### INFORMATION SUPPLIED:

※ ※ ※

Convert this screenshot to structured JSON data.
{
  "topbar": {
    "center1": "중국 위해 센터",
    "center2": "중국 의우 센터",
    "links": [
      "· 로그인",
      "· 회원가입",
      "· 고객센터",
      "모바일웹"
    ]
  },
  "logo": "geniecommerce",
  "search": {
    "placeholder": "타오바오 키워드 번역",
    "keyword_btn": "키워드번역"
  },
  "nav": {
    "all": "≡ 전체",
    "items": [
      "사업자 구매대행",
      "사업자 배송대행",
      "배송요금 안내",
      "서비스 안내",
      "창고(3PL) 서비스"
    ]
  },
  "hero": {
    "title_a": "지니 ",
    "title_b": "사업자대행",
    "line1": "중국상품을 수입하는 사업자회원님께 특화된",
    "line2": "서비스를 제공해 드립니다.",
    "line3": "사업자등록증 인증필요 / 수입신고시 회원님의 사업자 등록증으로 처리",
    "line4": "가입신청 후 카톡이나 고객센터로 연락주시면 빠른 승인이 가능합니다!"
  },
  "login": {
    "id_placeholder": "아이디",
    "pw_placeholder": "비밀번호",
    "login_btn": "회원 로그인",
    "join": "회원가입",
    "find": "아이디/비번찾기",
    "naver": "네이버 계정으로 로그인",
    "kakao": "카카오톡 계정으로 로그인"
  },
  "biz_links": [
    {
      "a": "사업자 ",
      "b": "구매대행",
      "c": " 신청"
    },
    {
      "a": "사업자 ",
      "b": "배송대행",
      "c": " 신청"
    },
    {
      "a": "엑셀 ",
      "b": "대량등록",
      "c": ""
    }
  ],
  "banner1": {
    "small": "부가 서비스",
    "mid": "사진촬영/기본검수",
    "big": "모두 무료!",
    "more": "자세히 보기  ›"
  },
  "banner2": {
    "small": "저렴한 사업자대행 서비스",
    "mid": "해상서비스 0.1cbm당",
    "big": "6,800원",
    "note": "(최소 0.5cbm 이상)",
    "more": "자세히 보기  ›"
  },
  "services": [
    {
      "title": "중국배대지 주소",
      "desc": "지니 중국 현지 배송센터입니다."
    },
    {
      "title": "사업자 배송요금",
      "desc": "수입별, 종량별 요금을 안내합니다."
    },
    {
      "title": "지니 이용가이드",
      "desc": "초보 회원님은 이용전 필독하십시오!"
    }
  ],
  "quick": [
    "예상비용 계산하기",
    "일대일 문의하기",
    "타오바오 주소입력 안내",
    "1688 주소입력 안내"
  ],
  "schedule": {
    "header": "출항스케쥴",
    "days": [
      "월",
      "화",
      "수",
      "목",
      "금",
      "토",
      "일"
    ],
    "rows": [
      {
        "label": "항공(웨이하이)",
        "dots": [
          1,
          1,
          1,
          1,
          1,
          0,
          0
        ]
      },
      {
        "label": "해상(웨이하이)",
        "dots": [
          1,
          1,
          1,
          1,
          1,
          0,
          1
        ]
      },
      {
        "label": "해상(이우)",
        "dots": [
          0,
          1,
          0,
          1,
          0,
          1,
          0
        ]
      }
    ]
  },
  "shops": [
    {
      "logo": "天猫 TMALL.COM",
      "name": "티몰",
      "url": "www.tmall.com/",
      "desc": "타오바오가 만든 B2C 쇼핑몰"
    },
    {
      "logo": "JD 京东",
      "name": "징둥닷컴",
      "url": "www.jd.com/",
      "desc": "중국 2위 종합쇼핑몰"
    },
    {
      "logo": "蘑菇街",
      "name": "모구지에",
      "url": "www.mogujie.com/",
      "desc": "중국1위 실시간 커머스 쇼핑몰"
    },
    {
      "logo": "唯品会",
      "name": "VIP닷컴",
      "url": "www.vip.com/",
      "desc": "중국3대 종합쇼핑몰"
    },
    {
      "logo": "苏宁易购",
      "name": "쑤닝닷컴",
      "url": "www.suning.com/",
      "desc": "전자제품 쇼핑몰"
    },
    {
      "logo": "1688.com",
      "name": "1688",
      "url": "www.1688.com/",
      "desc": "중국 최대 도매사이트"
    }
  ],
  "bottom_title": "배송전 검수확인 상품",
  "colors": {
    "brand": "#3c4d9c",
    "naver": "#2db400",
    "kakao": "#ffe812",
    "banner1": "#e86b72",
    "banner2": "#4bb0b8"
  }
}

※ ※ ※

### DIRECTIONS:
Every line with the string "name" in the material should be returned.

### RESULT:
      "name": "티몰",
      "name": "징둥닷컴",
      "name": "모구지에",
      "name": "VIP닷컴",
      "name": "쑤닝닷컴",
      "name": "1688",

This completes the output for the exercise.